Fitch Ratings says the outlook for Vietnam's economy is stable but warns unresolved problems in the relatively large and weak banking system are a source of risk.
Vietnam has been rated B+ by the agency, the same as a year ago.
The ratings are supported by Vietnam's growth record, averaging 7 percent over 2006-2010, Fitch said. It has been underpinned by the country's success in attracting foreign investment inflows, the agency added.
However, despite strong growth, average incomes remain low at only US$1,200 in 2010, and underdevelopment has weighed on the rating.
Fitch sees Vietnam's Resolution 11 as a support for domestic confidence in the dong, economic stability and sovereign ratings. The currency has been broadly stable since February against the US dollar, it said.
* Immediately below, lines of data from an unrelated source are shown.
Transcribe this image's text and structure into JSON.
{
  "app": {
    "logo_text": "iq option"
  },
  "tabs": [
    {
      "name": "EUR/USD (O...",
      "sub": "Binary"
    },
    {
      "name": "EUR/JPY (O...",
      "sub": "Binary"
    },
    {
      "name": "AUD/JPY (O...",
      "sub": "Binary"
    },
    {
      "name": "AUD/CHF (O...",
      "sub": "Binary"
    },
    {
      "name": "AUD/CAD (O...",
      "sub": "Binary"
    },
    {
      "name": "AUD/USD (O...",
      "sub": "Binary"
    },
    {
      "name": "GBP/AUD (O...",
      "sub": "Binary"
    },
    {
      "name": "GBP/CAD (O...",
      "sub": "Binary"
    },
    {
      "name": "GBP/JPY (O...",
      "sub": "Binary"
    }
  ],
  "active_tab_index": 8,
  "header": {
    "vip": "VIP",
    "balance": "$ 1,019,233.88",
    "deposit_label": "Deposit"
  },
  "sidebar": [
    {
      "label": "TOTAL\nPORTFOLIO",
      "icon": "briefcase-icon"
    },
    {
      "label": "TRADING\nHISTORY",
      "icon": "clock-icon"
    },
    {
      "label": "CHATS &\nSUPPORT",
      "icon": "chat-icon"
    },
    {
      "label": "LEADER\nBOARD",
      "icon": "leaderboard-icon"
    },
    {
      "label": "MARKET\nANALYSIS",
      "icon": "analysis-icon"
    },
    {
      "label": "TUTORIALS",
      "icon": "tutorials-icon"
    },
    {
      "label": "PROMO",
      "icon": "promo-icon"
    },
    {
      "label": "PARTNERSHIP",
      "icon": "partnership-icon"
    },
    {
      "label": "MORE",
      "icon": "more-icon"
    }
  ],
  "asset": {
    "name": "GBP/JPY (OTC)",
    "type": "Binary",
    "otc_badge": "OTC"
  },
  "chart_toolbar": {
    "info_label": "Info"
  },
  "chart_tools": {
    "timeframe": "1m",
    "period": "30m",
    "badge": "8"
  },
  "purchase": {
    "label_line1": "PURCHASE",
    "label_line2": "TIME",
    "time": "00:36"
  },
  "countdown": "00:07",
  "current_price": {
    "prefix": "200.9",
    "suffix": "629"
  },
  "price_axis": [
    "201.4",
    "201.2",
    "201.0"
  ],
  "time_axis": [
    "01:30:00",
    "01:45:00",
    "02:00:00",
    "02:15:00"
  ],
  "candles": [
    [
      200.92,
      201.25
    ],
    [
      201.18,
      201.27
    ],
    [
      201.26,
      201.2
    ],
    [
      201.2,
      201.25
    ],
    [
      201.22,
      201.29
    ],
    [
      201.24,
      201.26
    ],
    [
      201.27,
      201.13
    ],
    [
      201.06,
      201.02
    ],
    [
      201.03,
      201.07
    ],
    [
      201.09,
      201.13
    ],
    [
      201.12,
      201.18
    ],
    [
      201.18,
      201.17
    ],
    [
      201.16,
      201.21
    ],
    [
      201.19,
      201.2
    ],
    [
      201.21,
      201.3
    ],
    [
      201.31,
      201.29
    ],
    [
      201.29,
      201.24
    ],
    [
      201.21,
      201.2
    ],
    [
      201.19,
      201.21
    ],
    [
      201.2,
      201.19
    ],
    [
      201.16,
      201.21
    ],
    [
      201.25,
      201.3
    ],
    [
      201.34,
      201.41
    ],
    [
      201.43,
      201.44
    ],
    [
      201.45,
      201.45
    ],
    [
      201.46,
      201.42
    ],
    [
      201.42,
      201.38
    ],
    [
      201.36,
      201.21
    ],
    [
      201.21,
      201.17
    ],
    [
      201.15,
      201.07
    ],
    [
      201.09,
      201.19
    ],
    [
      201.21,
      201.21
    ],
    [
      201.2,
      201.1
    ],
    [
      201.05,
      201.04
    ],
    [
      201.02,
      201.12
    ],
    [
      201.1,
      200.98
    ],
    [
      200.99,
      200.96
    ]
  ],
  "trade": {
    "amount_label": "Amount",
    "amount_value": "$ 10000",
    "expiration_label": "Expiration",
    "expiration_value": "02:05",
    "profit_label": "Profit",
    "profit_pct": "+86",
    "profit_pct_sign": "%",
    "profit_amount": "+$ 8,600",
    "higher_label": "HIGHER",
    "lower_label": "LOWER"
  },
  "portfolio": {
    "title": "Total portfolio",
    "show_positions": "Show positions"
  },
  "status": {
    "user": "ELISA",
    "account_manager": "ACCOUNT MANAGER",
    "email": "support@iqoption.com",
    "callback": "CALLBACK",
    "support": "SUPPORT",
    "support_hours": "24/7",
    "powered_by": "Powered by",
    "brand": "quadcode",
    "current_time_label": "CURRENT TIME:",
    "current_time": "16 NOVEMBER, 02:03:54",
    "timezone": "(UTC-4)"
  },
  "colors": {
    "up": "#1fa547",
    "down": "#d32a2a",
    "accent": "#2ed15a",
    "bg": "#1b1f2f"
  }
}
"But continued official commitment to the plan will be essential," the agency said, adding that further monetary easing before inflation is clearly brought under control would risk undermining the credibility of the policy shift.
"Vietnam's sovereign creditworthiness remains under pressure from the risk to economic stability from high inflation, and from still-unresolved problems in the banking system," said Andrew Colquhoun, Head of Asia-Pacific Sovereigns at Fitch.
"Sticking with a policy-tightening package agreed in February would support the ratings, but slippage could see negative pressure build," he said.
Fitch said with credit at 125 percent of GDP by end-2010, Vietnam's banking system is the third-biggest relative to GDP of any emerging market sovereign rated by the agency. However, as deposits in the system continue to grow, Fitch expects banking system problems should be manageable.
Banking sector reforms, for example toughened loan classification standards, would support the ratings, the agency said.